Tindale says again that the Government should be focusing on long-term multi-disciplinary strategy, rather than “individual programmes”, adding that encompassing different fields into improvement plans would help to lead the “British economy on a more stable, inclusive and innovative path”.
The chancellor also announced tougher regulation and higher taxes on big digital platforms, to help improve business competition in the sector, which is currently dominated by a few big players. Digital advertising is also likely to face harsher regulation by government department, the Competition and Markets Authority, which could impact and change the work of advertising, branding and graphic design studios working on projects for big clients.
Environment and climate change
Finally, a new Future Homes Standard is being introduced — a set of guidelines that indicate how houses will generate energy in the future.
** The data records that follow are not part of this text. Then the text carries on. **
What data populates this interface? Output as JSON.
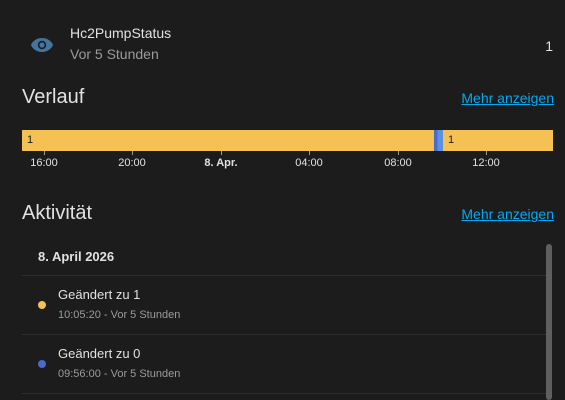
{
  "entity": {
    "name": "Hc2PumpStatus",
    "last_changed": "Vor 5 Stunden",
    "state": "1",
    "icon": "eye-icon",
    "icon_color": "#44739e"
  },
  "history": {
    "title": "Verlauf",
    "more_label": "Mehr anzeigen",
    "colors": {
      "state_1": "#f4c152",
      "state_0": "#4a6bc9",
      "separator": "#5f8fe0"
    },
    "segments": [
      {
        "state": "1",
        "label": "1",
        "start_fraction": 0.0,
        "end_fraction": 0.776
      },
      {
        "state": "0",
        "label": "",
        "start_fraction": 0.776,
        "end_fraction": 0.793
      },
      {
        "state": "1",
        "label": "1",
        "start_fraction": 0.793,
        "end_fraction": 1.0
      }
    ],
    "ticks": [
      {
        "label": "16:00",
        "bold": false
      },
      {
        "label": "20:00",
        "bold": false
      },
      {
        "label": "8. Apr.",
        "bold": true
      },
      {
        "label": "04:00",
        "bold": false
      },
      {
        "label": "08:00",
        "bold": false
      },
      {
        "label": "12:00",
        "bold": false
      }
    ]
  },
  "activity": {
    "title": "Aktivität",
    "more_label": "Mehr anzeigen",
    "date_header": "8. April 2026",
    "entries": [
      {
        "title": "Geändert zu 1",
        "time": "10:05:20 - Vor 5 Stunden",
        "dot_color": "#f4c152"
      },
      {
        "title": "Geändert zu 0",
        "time": "09:56:00 - Vor 5 Stunden",
        "dot_color": "#4a6bc9"
      }
    ]
  }
}
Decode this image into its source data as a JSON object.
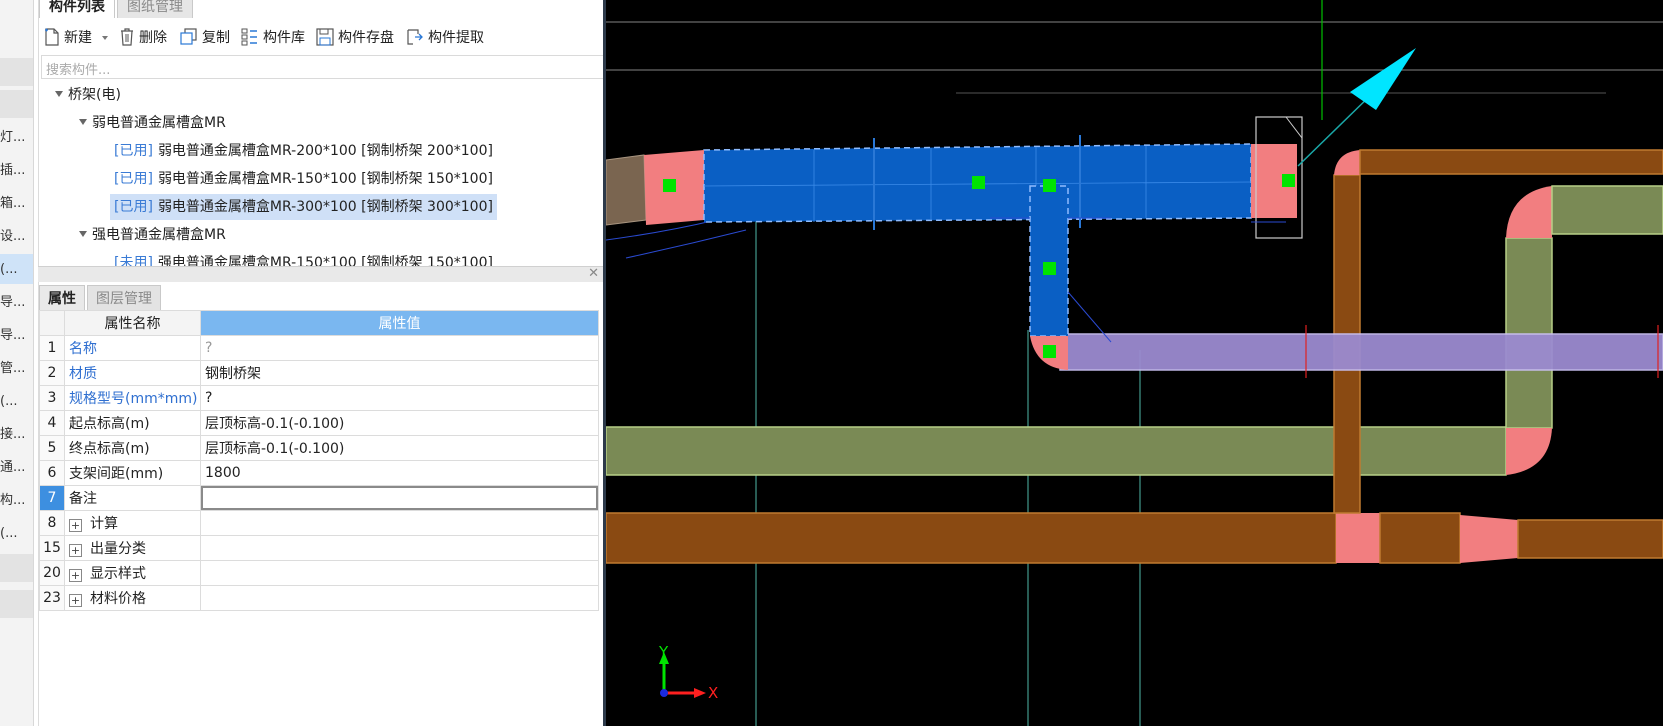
{
  "left_strip": {
    "items": [
      "灯...",
      "插...",
      "箱...",
      "设...",
      "(...",
      "导...",
      "导...",
      "管...",
      "(...",
      "接...",
      "通...",
      "构...",
      "(..."
    ]
  },
  "component_panel": {
    "tabs": [
      "构件列表",
      "图纸管理"
    ],
    "toolbar": {
      "new": "新建",
      "delete": "删除",
      "copy": "复制",
      "library": "构件库",
      "save": "构件存盘",
      "extract": "构件提取"
    },
    "search_placeholder": "搜索构件...",
    "tree": {
      "root": "桥架(电)",
      "group1": "弱电普通金属槽盒MR",
      "items1": [
        {
          "tag": "[已用]",
          "name": "弱电普通金属槽盒MR-200*100 [钢制桥架 200*100]"
        },
        {
          "tag": "[已用]",
          "name": "弱电普通金属槽盒MR-150*100 [钢制桥架 150*100]"
        },
        {
          "tag": "[已用]",
          "name": "弱电普通金属槽盒MR-300*100 [钢制桥架 300*100]"
        }
      ],
      "group2": "强电普通金属槽盒MR",
      "items2": [
        {
          "tag": "[未用]",
          "name": "强电普通金属槽盒MR-150*100 [钢制桥架 150*100]"
        }
      ]
    }
  },
  "property_panel": {
    "tabs": [
      "属性",
      "图层管理"
    ],
    "headers": [
      "属性名称",
      "属性值"
    ],
    "rows": [
      {
        "num": "1",
        "name": "名称",
        "value": "?"
      },
      {
        "num": "2",
        "name": "材质",
        "value": "钢制桥架"
      },
      {
        "num": "3",
        "name": "规格型号(mm*mm)",
        "value": "?"
      },
      {
        "num": "4",
        "name": "起点标高(m)",
        "value": "层顶标高-0.1(-0.100)"
      },
      {
        "num": "5",
        "name": "终点标高(m)",
        "value": "层顶标高-0.1(-0.100)"
      },
      {
        "num": "6",
        "name": "支架间距(mm)",
        "value": "1800"
      },
      {
        "num": "7",
        "name": "备注",
        "value": ""
      },
      {
        "num": "8",
        "name": "计算",
        "value": ""
      },
      {
        "num": "15",
        "name": "出量分类",
        "value": ""
      },
      {
        "num": "20",
        "name": "显示样式",
        "value": ""
      },
      {
        "num": "23",
        "name": "材料价格",
        "value": ""
      }
    ]
  },
  "viewport": {
    "axis_x": "X",
    "axis_y": "Y",
    "colors": {
      "background": "#000000",
      "selected_tray": "#0a5fc4",
      "brown_tray": "#8a4a12",
      "olive_tray": "#7a8a55",
      "purple_tray": "#9b8bd0",
      "fitting": "#f27e80",
      "grip": "#00e400",
      "arrow": "#00e5ff"
    }
  }
}
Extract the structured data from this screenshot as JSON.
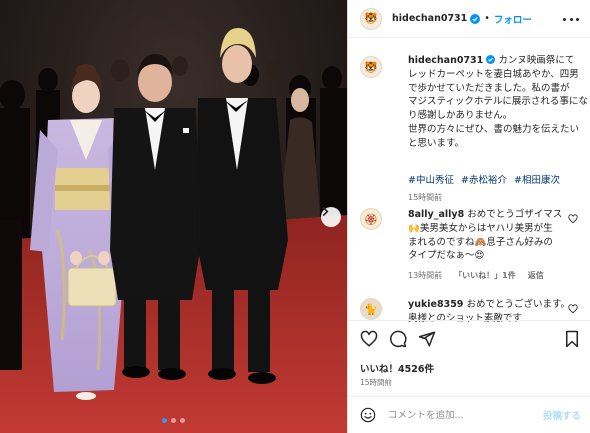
{
  "post": {
    "username": "hidechan0731",
    "follow_label": "フォロー",
    "separator": "•",
    "avatar_glyph": "🐯",
    "caption_lines": [
      "カンヌ映画祭にて",
      "レッドカーペットを妻白城あやか、四男",
      "で歩かせていただきました。私の書が",
      "マジスティックホテルに展示される事にな",
      "り感謝しかありません。",
      "世界の方々にぜひ、書の魅力を伝えたい",
      "と思います。"
    ],
    "hashtags": [
      "#中山秀征",
      "#赤松裕介",
      "#相田康次"
    ],
    "caption_time": "15時間前",
    "likes_text": "いいね！4526件",
    "post_time": "15時間前"
  },
  "comments": [
    {
      "username": "8ally_ally8",
      "avatar_glyph": "🏵",
      "lines": [
        "おめでとうゴザイマス",
        "🙌美男美女からはヤハリ美男が生",
        "まれるのですね🙈息子さん好みの",
        "タイプだなぁ〜😍"
      ],
      "time": "13時間前",
      "likes": "「いいね！」1件",
      "reply": "返信"
    },
    {
      "username": "yukie8359",
      "avatar_glyph": "🐈",
      "lines": [
        "おめでとうございます。",
        "奥様とのショット素敵です"
      ]
    }
  ],
  "comment_box": {
    "emoji_icon": "smiley-icon",
    "placeholder": "コメントを追加...",
    "post_label": "投稿する"
  },
  "carousel": {
    "slides": 3,
    "active_index": 0
  },
  "colors": {
    "link": "#0095f6",
    "hashtag": "#00376b",
    "carousel_active": "#3797f0",
    "red_carpet": "#b5302b"
  }
}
The aim is for no more fossil-fuel heating systems to be installed in all new houses from 2025 onwards, which could create opportunities for socially-conscious companies and designers, which are working on creating sustainable energy-harnessing systems. This come alongside announcements to provide more housing, with plans to create a million new homes in the Oxford and Cambridge region by 2050.
Weir says that the Government must focus on sustainability, and welcomes the Future Homes Standard, but is concerned that this law does not come into effect for another six years.
“The effects of climate change are already evident across the UK and a more ambitious timeframe is possible and necessary,” she says.
The Design Council published its Healthy Placemaking report last year alongside research group Social Change UK, which looks at how buildings can be made to be less polluting, more environmentally-friendly and be better for people’s health in general.
Source: Design Week